The Northwest company used two sizes of canoe. The 24 foot ones could carry 1.5 ton of cargo and be carried by two men. These transported goods between Grand Portage and the Canadian north west. The 36 feet ones could hold 3.5 tons of cargo and had a crew of 14. These transported goods between Montréal and Grand Portage.

Grand Portage State Park

Grand Portage Falls

Kakabeka Falls, Ontario, Canada

One of the guides suggested we go to Kakabeka Falls in Canada, it’s in the provincial park of the same name. As we had our passports, we did. Those border people really don’t like it when you go to another country for a few hours. The falls were pretty spectacular but it was difficult to get a picture as the trees had grown too high. On our way out Lindsay suggested to them that some people come a long way to see these falls and want to take photos of them and that they should prune the trees. She agreed and said she would talk to their maintenance guys. I’m not sure if she just said that to appease him, or that they might actually do it. I hope they do.

Kakabeka Falls, ON

Cascades River State Park

We couldn't stop off at Cascades River State Park on the way through as they have nowhere for us to park our trailer. It was the weekend, so we had to book at a commercial campground that had no dump and no laundry - what sort of campground were they running? You can actually access these from the road, so you don't need to get a parks pass.

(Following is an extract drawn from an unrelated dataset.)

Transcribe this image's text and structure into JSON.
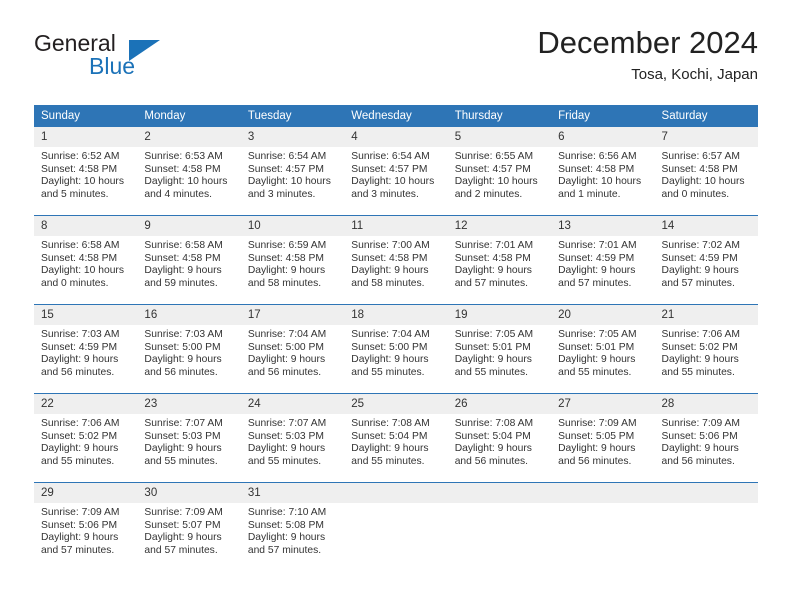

Cascades River State Park's lower Cascade Falls
The Cascades

Temperance State Park

The waterfalls at Temperance State Park aren't anything to write about.

Temperance State Park's Hidden Falls

Nerstrand Big Woods State Park

On our way down to Winterset we stopped off at this park. We were so lucky we didn't stay the night because we would have been eaten alive by mosquitoes.

Nerstrand Big Woods State Park


Camping:
Judge CR Magney State Park
Lambs Resort & Campground, Schroeder
Gooseberry Falls State Park again for some R&R




2 comments:

  1. So what do they do to stop the canoes from leaking?

    ReplyDelete
    Replies
    1. they put more resin on the seams, before that I guess they start bailing!

      Delete